YOUR INSTRUCTIONS: Please return all of the data exactly as written.

DATA SECTION:
□ □ □ □ □

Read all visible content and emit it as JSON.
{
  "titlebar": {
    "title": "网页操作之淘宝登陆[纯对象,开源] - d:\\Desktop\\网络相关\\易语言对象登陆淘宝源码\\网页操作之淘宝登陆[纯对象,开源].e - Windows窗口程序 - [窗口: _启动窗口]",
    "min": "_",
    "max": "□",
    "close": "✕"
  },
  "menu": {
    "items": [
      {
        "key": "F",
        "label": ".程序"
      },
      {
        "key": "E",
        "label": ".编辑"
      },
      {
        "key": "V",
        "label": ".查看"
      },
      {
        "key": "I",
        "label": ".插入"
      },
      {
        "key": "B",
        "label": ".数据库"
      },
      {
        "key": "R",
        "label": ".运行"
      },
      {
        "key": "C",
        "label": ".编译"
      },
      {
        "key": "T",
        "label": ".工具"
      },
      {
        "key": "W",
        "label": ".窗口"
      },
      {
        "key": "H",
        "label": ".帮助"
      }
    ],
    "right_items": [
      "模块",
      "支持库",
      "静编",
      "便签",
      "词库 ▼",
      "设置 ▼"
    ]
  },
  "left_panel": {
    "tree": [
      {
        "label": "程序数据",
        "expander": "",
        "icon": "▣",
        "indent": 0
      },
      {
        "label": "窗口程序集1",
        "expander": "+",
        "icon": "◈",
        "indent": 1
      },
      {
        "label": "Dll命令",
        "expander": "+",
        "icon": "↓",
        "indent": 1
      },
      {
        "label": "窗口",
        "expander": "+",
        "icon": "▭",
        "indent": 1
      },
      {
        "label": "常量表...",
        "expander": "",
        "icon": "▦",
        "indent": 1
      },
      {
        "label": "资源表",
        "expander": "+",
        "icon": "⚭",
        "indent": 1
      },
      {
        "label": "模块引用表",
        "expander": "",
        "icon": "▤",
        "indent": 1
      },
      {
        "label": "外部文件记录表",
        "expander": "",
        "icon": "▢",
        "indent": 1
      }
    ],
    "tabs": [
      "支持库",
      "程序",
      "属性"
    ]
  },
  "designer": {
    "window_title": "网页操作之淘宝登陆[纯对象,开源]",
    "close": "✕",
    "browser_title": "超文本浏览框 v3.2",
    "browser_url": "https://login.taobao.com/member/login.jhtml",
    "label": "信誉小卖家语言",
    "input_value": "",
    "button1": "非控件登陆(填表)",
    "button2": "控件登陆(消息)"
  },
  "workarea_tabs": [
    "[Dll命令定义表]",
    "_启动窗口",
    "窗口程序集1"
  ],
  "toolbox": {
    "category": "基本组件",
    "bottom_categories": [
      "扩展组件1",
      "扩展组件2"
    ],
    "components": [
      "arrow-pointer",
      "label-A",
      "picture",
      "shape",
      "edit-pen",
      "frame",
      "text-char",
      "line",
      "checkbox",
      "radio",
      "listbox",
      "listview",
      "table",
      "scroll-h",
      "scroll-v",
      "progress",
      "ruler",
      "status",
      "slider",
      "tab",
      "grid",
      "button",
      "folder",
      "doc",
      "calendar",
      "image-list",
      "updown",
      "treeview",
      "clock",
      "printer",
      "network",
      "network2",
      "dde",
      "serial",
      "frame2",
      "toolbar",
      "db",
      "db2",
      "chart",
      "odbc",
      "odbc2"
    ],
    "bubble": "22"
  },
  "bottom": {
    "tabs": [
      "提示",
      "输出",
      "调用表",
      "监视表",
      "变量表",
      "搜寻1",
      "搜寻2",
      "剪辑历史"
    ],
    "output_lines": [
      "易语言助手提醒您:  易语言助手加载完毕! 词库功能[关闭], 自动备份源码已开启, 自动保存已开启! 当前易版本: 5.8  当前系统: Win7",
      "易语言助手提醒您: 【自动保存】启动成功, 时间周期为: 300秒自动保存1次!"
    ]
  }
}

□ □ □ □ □

ANSWER BOX:
Read all visible content and emit it as JSON.
{
  "titlebar": {
    "title": "网页操作之淘宝登陆[纯对象,开源] - d:\\Desktop\\网络相关\\易语言对象登陆淘宝源码\\网页操作之淘宝登陆[纯对象,开源].e - Windows窗口程序 - [窗口: _启动窗口]",
    "min": "_",
    "max": "□",
    "close": "✕"
  },
  "menu": {
    "items": [
      {
        "key": "F",
        "label": ".程序"
      },
      {
        "key": "E",
        "label": ".编辑"
      },
      {
        "key": "V",
        "label": ".查看"
      },
      {
        "key": "I",
        "label": ".插入"
      },
      {
        "key": "B",
        "label": ".数据库"
      },
      {
        "key": "R",
        "label": ".运行"
      },
      {
        "key": "C",
        "label": ".编译"
      },
      {
        "key": "T",
        "label": ".工具"
      },
      {
        "key": "W",
        "label": ".窗口"
      },
      {
        "key": "H",
        "label": ".帮助"
      }
    ],
    "right_items": [
      "模块",
      "支持库",
      "静编",
      "便签",
      "词库 ▼",
      "设置 ▼"
    ]
  },
  "left_panel": {
    "tree": [
      {
        "label": "程序数据",
        "expander": "",
        "icon": "▣",
        "indent": 0
      },
      {
        "label": "窗口程序集1",
        "expander": "+",
        "icon": "◈",
        "indent": 1
      },
      {
        "label": "Dll命令",
        "expander": "+",
        "icon": "↓",
        "indent": 1
      },
      {
        "label": "窗口",
        "expander": "+",
        "icon": "▭",
        "indent": 1
      },
      {
        "label": "常量表...",
        "expander": "",
        "icon": "▦",
        "indent": 1
      },
      {
        "label": "资源表",
        "expander": "+",
        "icon": "⚭",
        "indent": 1
      },
      {
        "label": "模块引用表",
        "expander": "",
        "icon": "▤",
        "indent": 1
      },
      {
        "label": "外部文件记录表",
        "expander": "",
        "icon": "▢",
        "indent": 1
      }
    ],
    "tabs": [
      "支持库",
      "程序",
      "属性"
    ]
  },
  "designer": {
    "window_title": "网页操作之淘宝登陆[纯对象,开源]",
    "close": "✕",
    "browser_title": "超文本浏览框 v3.2",
    "browser_url": "https://login.taobao.com/member/login.jhtml",
    "label": "信誉小卖家语言",
    "input_value": "",
    "button1": "非控件登陆(填表)",
    "button2": "控件登陆(消息)"
  },
  "workarea_tabs": [
    "[Dll命令定义表]",
    "_启动窗口",
    "窗口程序集1"
  ],
  "toolbox": {
    "category": "基本组件",
    "bottom_categories": [
      "扩展组件1",
      "扩展组件2"
    ],
    "components": [
      "arrow-pointer",
      "label-A",
      "picture",
      "shape",
      "edit-pen",
      "frame",
      "text-char",
      "line",
      "checkbox",
      "radio",
      "listbox",
      "listview",
      "table",
      "scroll-h",
      "scroll-v",
      "progress",
      "ruler",
      "status",
      "slider",
      "tab",
      "grid",
      "button",
      "folder",
      "doc",
      "calendar",
      "image-list",
      "updown",
      "treeview",
      "clock",
      "printer",
      "network",
      "network2",
      "dde",
      "serial",
      "frame2",
      "toolbar",
      "db",
      "db2",
      "chart",
      "odbc",
      "odbc2"
    ],
    "bubble": "22"
  },
  "bottom": {
    "tabs": [
      "提示",
      "输出",
      "调用表",
      "监视表",
      "变量表",
      "搜寻1",
      "搜寻2",
      "剪辑历史"
    ],
    "output_lines": [
      "易语言助手提醒您:  易语言助手加载完毕! 词库功能[关闭], 自动备份源码已开启, 自动保存已开启! 当前易版本: 5.8  当前系统: Win7",
      "易语言助手提醒您: 【自动保存】启动成功, 时间周期为: 300秒自动保存1次!"
    ]
  }
}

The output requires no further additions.